A Global Rust Initiative was put together in 2006 to help raise people's awareness and develop strategies on how to respond to this disease, with the goal to develop some varieties with resistance against Ug99.

Peterson noted there are some things that can be done in the short term, but he cautioned these are only short term fixes.

“In the U.S. we only have two sources of resistance, near term, that we could release if Ug99 was staring us in the face,” Peterson said, “and both of those sources have other problems that don't make them ideal varieties.”

This resistant material is being distributed world wide in an effort stay ahead of Ug99, but Peterson pointed out this might not be possible, owing to the rapid way Ug99 can change.

And even if a new resistant variety was ready to be released today it would take two or three years' seed increase in order to have just enough wheat seed for 20 percent of the acres planted to wheat in the world.
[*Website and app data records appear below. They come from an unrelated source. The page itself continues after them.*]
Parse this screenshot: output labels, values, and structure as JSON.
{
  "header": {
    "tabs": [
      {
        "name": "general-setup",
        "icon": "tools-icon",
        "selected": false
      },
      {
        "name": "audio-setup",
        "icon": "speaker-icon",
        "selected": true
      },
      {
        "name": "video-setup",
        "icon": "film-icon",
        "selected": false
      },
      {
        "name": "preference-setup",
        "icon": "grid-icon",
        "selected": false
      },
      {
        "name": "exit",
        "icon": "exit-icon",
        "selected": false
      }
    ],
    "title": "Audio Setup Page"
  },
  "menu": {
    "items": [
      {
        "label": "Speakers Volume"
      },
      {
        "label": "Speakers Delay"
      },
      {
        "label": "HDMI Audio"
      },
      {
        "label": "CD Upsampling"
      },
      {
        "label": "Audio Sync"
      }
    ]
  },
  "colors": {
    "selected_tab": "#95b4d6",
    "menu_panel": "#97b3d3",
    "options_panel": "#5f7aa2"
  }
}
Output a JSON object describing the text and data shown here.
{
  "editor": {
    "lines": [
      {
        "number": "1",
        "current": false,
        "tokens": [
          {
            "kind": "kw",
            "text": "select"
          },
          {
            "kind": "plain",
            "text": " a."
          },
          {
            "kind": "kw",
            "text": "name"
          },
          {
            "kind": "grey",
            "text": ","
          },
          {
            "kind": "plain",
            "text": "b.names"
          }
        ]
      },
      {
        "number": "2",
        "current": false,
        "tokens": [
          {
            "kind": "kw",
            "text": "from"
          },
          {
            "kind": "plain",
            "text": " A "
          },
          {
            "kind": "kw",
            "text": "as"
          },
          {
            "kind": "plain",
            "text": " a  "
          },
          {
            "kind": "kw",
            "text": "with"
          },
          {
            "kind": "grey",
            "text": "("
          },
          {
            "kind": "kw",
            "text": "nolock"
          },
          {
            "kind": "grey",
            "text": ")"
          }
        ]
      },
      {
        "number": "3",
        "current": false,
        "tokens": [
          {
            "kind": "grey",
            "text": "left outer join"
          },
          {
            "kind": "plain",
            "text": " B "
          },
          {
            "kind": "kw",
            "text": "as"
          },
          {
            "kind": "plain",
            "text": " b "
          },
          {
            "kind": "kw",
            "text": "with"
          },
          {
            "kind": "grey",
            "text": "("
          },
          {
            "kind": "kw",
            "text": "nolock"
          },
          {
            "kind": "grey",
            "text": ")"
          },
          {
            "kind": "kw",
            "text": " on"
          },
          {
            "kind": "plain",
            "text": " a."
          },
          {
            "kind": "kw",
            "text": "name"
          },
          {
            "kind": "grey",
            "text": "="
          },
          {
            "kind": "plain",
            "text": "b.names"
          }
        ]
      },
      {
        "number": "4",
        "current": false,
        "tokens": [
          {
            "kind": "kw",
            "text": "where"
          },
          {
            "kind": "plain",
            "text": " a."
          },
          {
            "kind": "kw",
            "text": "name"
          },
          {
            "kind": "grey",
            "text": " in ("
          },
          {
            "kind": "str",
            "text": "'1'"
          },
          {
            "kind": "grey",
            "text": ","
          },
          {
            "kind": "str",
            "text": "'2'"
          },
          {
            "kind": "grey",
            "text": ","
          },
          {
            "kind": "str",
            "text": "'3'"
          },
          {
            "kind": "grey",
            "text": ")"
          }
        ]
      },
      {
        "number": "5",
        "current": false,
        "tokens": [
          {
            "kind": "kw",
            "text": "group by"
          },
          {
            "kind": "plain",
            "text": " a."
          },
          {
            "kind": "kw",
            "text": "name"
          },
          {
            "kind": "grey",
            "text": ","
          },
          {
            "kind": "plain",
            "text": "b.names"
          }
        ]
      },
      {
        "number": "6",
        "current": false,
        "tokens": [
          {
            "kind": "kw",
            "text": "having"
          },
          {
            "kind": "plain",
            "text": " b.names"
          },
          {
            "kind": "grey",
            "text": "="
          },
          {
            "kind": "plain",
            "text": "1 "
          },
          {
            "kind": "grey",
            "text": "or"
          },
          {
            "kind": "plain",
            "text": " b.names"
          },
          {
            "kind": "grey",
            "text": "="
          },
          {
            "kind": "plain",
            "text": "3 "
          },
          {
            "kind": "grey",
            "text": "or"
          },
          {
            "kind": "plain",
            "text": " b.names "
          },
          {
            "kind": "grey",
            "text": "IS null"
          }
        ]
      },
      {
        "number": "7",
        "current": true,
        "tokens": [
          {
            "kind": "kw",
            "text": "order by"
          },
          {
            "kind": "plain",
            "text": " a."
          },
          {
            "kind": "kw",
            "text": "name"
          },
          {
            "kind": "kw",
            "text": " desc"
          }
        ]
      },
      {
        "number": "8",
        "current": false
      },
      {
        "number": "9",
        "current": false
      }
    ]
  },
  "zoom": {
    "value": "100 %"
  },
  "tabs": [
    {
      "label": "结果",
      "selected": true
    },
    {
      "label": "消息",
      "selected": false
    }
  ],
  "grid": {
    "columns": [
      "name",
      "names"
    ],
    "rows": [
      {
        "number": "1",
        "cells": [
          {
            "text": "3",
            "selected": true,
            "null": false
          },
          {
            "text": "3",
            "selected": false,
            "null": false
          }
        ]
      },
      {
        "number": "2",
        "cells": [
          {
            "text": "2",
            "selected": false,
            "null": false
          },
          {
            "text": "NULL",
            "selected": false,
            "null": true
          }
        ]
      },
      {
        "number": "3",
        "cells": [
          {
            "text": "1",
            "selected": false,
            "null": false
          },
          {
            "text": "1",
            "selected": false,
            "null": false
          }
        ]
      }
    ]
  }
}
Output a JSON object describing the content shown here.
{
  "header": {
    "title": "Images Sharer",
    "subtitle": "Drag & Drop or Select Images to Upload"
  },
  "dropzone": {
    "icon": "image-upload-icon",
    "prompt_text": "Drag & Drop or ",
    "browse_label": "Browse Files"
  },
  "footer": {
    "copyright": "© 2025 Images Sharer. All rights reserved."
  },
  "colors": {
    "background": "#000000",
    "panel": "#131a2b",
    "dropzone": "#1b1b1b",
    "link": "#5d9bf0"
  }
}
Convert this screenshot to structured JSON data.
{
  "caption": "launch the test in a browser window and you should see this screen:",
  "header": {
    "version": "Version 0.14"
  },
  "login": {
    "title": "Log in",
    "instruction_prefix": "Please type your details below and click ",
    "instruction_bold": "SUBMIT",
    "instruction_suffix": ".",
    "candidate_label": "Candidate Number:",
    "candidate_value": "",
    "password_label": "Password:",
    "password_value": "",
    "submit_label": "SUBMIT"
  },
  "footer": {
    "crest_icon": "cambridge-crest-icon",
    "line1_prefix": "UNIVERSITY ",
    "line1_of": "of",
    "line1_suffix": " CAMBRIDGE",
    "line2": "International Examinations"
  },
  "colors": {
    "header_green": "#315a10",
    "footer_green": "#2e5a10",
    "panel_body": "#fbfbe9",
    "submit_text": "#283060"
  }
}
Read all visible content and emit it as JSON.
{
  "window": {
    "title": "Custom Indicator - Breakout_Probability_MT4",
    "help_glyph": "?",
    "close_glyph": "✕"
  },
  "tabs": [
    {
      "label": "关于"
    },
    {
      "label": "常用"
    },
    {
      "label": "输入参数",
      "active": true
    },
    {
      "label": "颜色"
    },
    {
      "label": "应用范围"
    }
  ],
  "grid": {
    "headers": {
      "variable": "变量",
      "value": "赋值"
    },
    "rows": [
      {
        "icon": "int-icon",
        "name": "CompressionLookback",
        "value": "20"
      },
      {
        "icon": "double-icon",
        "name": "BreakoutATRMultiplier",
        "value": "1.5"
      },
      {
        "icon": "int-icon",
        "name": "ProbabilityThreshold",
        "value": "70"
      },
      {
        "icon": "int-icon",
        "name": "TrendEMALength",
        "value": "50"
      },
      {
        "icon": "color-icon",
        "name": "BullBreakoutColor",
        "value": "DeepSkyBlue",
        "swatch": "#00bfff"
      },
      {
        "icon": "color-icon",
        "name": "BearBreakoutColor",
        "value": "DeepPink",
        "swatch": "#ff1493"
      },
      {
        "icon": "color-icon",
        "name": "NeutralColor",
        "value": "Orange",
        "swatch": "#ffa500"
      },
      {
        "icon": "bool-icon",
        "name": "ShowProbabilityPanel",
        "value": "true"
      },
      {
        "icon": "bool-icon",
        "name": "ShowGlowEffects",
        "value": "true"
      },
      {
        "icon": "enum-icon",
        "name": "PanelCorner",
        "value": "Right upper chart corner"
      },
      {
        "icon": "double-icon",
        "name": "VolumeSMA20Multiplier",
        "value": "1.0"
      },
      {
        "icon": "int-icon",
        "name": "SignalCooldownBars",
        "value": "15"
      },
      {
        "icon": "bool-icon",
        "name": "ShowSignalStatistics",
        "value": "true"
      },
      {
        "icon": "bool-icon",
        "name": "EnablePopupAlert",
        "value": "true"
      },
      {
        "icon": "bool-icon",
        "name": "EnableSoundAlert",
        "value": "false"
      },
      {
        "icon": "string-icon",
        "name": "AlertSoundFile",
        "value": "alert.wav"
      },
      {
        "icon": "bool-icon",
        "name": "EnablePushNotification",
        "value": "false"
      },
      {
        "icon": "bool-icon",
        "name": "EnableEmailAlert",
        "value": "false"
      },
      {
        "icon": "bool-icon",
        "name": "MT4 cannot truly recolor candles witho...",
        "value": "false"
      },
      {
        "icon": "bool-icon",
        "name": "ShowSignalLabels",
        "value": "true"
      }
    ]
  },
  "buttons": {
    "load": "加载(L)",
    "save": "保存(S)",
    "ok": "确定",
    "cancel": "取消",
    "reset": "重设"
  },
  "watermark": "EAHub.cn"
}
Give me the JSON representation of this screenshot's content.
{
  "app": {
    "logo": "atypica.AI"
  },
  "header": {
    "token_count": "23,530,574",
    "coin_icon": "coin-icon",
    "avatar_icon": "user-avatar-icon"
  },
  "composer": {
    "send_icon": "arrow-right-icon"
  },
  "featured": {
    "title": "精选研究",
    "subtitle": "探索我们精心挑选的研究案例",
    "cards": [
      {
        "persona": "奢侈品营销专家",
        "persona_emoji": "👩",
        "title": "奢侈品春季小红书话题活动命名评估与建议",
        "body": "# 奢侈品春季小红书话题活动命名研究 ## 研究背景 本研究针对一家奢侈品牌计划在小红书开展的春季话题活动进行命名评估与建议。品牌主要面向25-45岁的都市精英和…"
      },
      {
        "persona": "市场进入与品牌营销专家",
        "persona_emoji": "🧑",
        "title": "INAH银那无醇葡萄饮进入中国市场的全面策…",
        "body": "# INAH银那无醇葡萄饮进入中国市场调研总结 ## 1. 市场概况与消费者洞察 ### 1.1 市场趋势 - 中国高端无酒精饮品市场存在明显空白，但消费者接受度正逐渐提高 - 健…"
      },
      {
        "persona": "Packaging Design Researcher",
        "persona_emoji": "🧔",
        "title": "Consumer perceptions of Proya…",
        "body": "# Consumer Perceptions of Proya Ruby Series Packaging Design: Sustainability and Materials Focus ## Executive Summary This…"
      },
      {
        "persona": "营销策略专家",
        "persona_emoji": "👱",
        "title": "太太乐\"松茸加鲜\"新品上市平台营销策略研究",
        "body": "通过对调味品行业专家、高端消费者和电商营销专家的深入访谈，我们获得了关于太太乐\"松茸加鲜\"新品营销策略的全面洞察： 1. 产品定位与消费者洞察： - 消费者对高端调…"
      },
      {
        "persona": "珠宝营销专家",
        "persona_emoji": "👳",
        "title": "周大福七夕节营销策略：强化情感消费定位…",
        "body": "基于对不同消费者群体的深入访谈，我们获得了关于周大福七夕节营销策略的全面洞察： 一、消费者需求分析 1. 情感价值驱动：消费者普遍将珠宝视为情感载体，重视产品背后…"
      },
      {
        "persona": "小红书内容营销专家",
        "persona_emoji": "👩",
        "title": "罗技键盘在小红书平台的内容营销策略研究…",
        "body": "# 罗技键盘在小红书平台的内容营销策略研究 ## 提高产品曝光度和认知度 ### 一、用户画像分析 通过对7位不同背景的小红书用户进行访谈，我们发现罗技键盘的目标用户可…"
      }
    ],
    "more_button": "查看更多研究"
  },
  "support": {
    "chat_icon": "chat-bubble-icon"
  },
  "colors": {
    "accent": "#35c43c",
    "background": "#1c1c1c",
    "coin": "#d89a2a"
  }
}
Marker gene technology is also ongoing, which is another short term measure that will allow plant breeders to identify the specific gene site that is attacked by Ug99 rust. During this time when additional funding is needed for research work on Ug99, U.S. funding for such international centers such as the International Agricul-tural Research Center and CIMMYT, is on the budget chopping block because funding earmarks by Congress is placing those monies elsewhere.

“We are looking at the most critical time we have seen in years, and our commitment to these international centers is not only being reduced, but may actually go to zero in a very short period of time,” Peterson said.

“These funding cuts are going to impact our food security,” he added. “I hope someone in (Washington) D.C. will wake up and recognize that long-term commitment to the international centers has to be continued and has to be there for our own food security as well.”

Work is also being done by the USDA's Agricultural Research Service (ARS) on this matter. Much of the research is being done by Dr. Yue Jin at the ARS Cereal Grains Disease Lab at the University of Minnesota in St. Paul. He has made several trips to Kenya in an effort to develop resistant wheat varieties.

In the search for resistant varieties, over 1000 wheat lines have been grown in Kenya, which has been a large accomplishment, since winter wheat does not naturally grow in Kenya, and needs to be started in a growth chamber and then transplanting those plants by hand out in the field.

Another breakthrough occurred last year when scientists were able to complete sequencing the Ug99 organism, which gives scientists the ability to understand how the organism operates. That may help them in developing wheat lines that are resistant. But this isn't going to happen overnight, especially since genetically modified wheat is not permitted at this time.

“We need to turn over all of our wheat varieties in the United States in the next four or five years if we are going to stay ahead of this thing,” Peterson noted. “That's not an insignificant task. It's going to take a commitment and additional resources to make it work. And it has to be done without jeopardizing the quality of the wheats we are used to using.”

The National Association of Wheat Growers (NAWG) and the National Wheat Improvement Committee (NWIC) have been working for a number of years to secure funding from Congress to research resistance to Ug99 and will be seeking additional funding for both USDA's Agricultural Research Service and the U.S. wheat research community to address the ongoing threat.